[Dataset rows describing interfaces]
┌────────
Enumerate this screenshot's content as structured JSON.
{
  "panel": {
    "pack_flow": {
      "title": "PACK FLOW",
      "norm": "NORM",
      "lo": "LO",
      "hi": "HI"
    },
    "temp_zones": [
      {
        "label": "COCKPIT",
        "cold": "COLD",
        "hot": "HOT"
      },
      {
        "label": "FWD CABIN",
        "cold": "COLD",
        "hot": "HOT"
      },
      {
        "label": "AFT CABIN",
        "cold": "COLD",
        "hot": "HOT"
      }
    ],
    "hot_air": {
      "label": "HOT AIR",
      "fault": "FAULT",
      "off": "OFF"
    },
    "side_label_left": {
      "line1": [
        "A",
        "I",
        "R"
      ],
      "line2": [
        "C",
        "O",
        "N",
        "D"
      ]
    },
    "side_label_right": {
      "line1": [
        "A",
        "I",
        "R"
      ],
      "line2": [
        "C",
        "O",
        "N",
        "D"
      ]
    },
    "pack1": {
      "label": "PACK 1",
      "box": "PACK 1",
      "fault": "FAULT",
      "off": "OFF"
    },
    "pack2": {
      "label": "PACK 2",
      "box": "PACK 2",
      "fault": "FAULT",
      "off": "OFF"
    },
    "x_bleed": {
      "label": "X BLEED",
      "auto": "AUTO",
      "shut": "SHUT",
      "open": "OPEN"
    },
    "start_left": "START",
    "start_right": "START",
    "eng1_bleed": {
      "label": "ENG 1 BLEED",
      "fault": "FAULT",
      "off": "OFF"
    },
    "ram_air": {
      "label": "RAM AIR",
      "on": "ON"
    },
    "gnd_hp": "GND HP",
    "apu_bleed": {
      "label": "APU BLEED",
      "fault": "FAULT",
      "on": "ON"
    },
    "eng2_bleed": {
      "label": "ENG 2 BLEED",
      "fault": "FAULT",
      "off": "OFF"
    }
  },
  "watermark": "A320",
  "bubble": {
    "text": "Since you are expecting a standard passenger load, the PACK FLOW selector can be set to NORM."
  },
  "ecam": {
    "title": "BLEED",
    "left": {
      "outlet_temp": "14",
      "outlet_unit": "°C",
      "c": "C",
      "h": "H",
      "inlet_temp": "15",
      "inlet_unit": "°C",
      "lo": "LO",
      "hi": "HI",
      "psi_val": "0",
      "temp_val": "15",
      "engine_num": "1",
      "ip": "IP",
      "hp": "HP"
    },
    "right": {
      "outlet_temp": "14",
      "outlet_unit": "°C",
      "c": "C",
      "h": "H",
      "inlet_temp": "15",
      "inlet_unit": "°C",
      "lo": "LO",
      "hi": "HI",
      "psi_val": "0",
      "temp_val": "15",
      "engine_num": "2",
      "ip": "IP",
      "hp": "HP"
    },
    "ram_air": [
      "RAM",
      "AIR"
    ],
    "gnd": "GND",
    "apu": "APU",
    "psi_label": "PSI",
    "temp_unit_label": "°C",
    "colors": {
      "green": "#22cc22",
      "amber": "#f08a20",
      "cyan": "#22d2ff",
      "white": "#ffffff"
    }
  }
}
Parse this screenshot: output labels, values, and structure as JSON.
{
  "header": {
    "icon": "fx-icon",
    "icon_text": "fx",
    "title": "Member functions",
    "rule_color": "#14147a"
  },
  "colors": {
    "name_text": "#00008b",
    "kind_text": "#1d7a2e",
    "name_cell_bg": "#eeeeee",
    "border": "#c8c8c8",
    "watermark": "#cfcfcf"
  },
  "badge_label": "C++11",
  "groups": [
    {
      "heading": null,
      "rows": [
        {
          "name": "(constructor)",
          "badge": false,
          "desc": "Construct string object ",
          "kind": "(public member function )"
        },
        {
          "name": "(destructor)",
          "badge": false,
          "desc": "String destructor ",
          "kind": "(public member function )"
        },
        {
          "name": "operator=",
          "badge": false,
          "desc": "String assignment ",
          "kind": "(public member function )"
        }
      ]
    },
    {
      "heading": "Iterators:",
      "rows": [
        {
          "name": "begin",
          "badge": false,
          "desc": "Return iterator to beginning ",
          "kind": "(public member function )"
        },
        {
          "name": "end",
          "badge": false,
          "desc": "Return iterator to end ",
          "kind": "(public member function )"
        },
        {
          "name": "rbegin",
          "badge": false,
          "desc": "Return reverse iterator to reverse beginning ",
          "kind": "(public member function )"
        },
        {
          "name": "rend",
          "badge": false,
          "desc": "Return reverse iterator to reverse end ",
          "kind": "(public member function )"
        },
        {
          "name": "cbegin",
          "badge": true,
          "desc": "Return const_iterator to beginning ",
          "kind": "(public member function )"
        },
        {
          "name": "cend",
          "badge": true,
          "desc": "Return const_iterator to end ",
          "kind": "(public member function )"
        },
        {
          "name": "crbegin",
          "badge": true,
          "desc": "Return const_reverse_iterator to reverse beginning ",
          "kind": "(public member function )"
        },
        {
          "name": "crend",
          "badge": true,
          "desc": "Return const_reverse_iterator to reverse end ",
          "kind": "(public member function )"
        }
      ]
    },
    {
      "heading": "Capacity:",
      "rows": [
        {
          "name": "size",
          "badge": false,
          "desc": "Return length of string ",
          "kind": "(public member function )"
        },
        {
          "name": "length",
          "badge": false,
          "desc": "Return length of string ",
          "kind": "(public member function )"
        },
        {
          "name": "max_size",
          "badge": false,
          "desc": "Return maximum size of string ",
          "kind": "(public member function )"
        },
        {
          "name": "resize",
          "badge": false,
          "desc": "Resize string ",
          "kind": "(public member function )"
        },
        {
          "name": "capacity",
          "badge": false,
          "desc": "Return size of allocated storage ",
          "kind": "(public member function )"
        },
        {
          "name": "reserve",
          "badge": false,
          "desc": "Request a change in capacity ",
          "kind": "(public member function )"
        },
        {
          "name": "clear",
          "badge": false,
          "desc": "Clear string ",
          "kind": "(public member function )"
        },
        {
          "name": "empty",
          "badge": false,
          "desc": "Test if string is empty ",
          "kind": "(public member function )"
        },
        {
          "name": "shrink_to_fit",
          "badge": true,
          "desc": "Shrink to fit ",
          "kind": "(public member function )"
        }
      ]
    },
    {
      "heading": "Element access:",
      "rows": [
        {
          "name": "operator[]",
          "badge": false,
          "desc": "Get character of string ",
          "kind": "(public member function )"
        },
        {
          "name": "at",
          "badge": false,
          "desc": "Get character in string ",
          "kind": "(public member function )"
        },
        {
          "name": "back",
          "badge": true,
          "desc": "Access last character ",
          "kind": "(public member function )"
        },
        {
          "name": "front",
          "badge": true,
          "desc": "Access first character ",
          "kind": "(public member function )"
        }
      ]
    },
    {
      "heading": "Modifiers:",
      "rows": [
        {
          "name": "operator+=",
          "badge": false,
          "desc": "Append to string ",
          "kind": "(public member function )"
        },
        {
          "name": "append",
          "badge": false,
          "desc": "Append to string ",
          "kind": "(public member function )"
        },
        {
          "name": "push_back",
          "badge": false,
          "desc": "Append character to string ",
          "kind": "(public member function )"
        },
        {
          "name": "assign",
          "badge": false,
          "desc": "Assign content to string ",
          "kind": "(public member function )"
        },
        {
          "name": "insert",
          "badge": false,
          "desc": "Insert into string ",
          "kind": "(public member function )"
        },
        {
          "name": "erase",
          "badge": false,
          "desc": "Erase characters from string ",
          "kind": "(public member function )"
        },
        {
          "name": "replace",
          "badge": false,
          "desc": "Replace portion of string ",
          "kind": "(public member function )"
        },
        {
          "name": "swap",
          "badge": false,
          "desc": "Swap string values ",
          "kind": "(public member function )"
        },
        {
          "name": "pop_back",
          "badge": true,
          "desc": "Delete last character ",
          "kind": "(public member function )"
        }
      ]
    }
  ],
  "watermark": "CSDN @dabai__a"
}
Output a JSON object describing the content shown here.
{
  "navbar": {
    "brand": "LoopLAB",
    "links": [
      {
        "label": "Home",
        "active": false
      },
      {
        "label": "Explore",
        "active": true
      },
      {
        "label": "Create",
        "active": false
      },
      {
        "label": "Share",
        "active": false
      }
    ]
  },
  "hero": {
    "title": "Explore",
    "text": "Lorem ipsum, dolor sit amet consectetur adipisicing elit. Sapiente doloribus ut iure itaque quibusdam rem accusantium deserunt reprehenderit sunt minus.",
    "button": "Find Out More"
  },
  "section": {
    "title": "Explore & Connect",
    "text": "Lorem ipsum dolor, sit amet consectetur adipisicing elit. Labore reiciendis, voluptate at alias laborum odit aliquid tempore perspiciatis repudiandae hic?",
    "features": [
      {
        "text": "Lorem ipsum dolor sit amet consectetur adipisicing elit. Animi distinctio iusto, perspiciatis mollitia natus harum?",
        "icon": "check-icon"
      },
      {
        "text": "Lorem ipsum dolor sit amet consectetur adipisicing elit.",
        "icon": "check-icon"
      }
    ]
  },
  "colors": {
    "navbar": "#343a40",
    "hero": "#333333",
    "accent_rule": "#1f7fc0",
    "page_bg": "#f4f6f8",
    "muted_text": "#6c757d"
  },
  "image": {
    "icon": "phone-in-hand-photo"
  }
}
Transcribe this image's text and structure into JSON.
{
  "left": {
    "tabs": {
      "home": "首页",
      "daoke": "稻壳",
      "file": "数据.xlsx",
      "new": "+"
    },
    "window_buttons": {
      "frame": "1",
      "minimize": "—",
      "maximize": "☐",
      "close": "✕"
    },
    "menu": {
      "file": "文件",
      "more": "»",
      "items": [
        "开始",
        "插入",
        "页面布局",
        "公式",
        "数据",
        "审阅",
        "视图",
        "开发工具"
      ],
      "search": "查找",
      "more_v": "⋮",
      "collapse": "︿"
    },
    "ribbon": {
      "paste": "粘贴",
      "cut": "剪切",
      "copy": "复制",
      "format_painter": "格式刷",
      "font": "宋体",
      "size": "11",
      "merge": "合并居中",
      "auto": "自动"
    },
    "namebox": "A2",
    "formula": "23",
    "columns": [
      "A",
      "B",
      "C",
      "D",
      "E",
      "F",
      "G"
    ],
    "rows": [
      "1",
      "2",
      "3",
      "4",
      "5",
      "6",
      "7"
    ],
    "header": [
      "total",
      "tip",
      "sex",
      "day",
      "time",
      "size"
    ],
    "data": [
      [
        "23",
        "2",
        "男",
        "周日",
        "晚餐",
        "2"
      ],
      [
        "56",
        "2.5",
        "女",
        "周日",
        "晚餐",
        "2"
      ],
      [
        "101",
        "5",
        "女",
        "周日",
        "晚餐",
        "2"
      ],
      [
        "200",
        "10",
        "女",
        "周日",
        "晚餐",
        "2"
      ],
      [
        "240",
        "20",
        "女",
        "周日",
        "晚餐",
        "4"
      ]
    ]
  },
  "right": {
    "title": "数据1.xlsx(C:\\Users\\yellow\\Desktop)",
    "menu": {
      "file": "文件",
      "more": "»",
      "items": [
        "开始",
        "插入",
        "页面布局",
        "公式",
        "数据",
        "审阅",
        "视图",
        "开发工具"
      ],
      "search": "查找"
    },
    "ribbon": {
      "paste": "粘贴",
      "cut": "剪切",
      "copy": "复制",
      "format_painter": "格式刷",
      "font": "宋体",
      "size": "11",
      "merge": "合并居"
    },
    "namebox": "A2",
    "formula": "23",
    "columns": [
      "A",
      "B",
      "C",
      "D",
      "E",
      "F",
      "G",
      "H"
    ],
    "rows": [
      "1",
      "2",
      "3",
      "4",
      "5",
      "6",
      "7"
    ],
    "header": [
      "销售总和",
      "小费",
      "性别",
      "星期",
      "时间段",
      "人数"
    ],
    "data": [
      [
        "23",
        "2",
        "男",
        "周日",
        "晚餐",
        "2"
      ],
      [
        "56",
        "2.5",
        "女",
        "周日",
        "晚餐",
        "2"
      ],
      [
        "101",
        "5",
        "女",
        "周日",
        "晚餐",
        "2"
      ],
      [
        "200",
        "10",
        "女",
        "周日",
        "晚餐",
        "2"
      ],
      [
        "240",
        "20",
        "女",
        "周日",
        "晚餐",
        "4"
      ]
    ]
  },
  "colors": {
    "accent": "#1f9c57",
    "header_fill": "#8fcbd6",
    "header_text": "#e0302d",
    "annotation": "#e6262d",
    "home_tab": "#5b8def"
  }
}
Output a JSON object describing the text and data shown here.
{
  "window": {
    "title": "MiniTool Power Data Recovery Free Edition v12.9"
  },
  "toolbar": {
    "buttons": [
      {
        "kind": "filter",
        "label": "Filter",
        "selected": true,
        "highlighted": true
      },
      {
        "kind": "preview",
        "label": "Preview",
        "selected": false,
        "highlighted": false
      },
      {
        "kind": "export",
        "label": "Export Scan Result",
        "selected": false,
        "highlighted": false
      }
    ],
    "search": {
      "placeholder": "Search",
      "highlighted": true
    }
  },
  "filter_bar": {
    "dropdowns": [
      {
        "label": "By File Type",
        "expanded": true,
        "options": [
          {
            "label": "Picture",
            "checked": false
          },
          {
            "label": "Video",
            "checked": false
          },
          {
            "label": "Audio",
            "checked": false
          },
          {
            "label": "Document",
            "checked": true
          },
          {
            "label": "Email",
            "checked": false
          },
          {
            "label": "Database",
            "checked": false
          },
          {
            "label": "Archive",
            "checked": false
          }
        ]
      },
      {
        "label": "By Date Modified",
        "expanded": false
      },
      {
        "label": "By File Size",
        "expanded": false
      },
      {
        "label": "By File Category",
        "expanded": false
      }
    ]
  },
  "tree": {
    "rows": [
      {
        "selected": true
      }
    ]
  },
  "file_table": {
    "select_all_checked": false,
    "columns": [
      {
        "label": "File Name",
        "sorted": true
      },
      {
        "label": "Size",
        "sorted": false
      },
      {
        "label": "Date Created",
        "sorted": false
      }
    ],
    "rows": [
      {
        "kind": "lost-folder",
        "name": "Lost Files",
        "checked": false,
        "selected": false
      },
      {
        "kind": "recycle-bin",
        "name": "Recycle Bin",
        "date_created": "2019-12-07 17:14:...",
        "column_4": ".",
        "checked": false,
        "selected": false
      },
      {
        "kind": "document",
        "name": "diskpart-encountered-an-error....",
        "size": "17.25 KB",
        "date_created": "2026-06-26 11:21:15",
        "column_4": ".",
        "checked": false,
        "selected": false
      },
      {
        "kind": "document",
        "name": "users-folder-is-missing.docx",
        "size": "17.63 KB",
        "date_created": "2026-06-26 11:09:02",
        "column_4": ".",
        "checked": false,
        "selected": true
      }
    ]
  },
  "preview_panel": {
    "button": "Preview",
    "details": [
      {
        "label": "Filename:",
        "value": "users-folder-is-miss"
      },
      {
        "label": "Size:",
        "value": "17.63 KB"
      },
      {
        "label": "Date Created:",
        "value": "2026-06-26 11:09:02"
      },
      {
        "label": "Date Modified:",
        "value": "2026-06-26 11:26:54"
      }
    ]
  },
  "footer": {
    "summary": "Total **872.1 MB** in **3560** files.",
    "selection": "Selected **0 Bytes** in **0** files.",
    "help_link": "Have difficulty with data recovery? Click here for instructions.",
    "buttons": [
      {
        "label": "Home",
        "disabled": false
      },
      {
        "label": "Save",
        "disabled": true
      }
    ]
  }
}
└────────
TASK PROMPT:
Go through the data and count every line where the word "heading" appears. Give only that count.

SOLVED PROBLEM:
5